Dir: Wolf Rilla | Cast: Sylvia Syms, June Ritchie, William Hartnell | UK Drama 93’
After over fifty years this film has been rescued from near oblivion because the lesbian subtext has led to it being dusted off by the BFI in celebration of sexual diversity. Shot towards the end of the famous winter of ’63 (the snow was gone by then but the Serpentine and The Long Water in Kensington Gardens are visibly still both frozen over), the record it provides of London in those far-off pre-Profumo days gives the film the usual lustre possessed by films from that era.
Despite much emphasis on the sex-crazed mood of its time, the film is really about money rather than passion. Billa (Sylvia Sims) and Ginnie (June Ritchie) are a pair of nightclub ‘hostesses’ wholly dependent for their livelihood on men; and the men in this film are a pretty unlovely bunch. The nearest thing to a conventional romantic relationship depicted is that between Ginnie and Bob Shelbourne (Edward Judd); but he’s portrayed as a weakling whose most attractive quality in Ginnie’s eyes is the enormous fortune owned by his controlling tycoon father.
It becomes pretty clear as the film progresses which side Billa actually bats for from her butch leather overcoat and boots and the high necked pullover she wears when not uniformed for work in cocktail dresses. Her infatuation with Ginnie becomes more and more evident as the film progresses, but ironically she’s the one who gets pregnant. The future doesn’t really seem to hold much chance of Billa settling down for good with a self-absorbed drama queen like Ginnie, whose rejection of men may owe more to her only being interested in those with the money to shower her with gifts than authentic sapphist inclinations.
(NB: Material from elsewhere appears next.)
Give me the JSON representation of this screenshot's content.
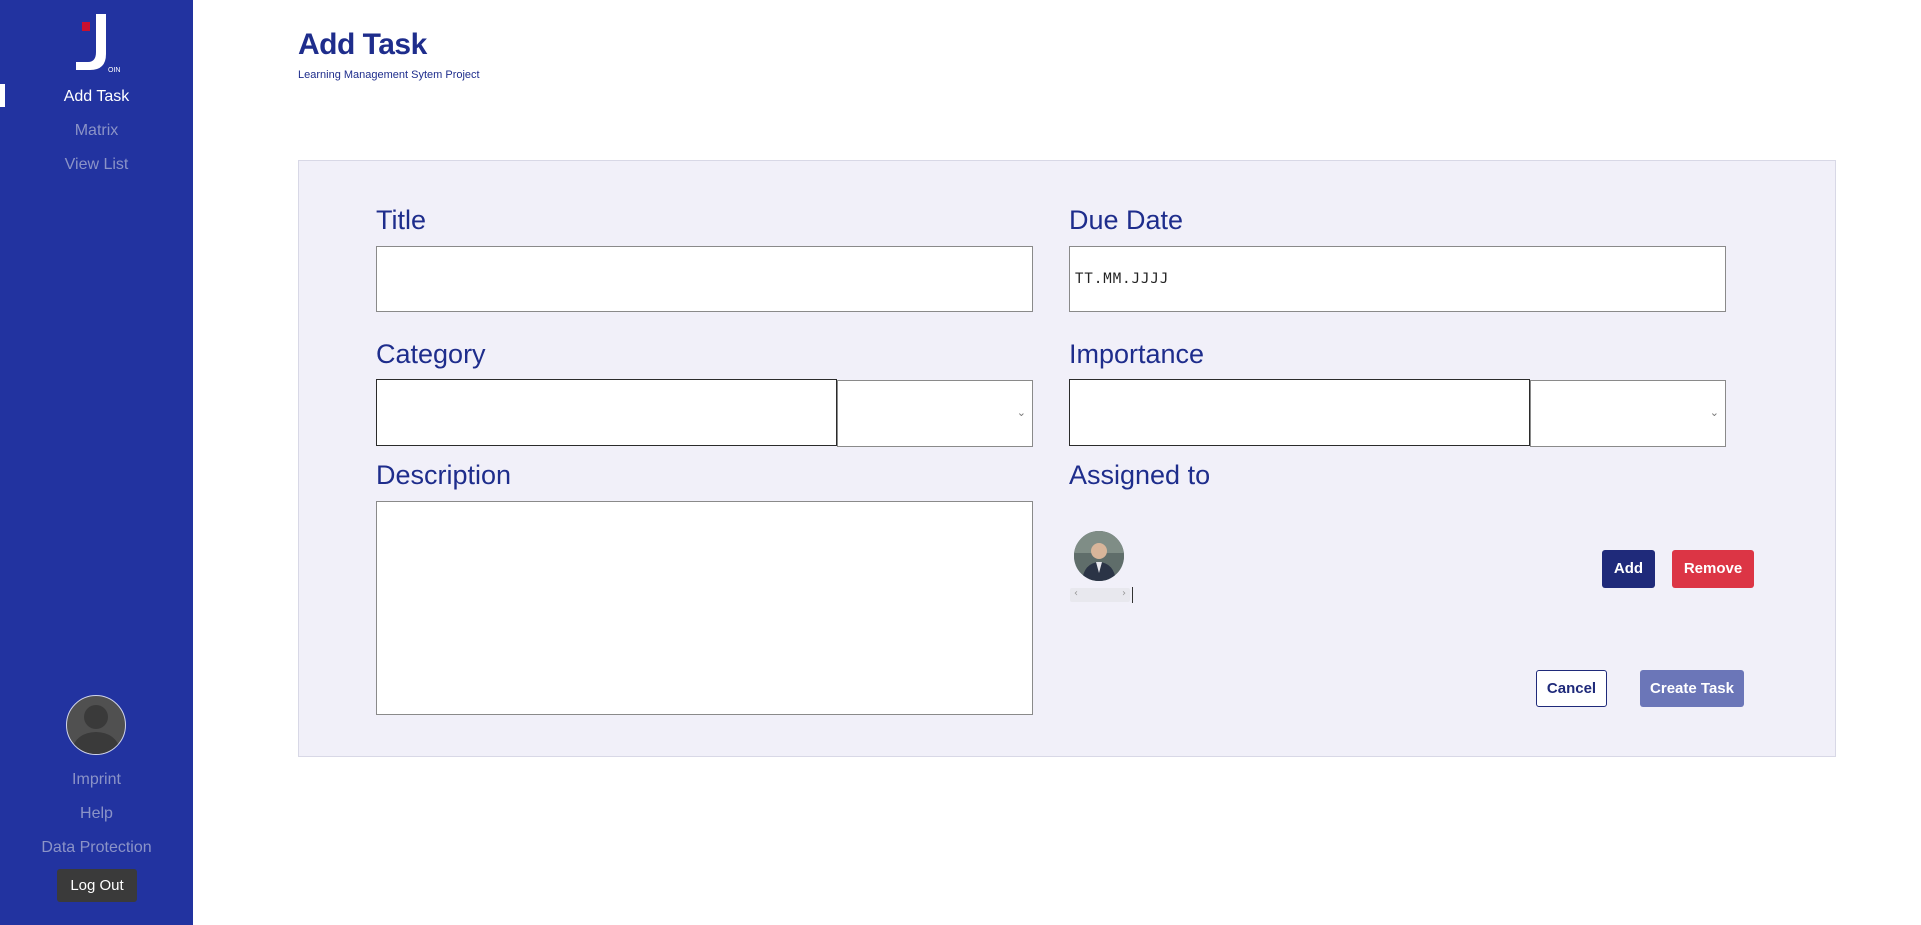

The final scene resolves nothing, although it would be interesting to speculate where they would have been ten years later, or (for that matter, Sims and Ritchie both still being alive and well as I write this) now. @RichardChatten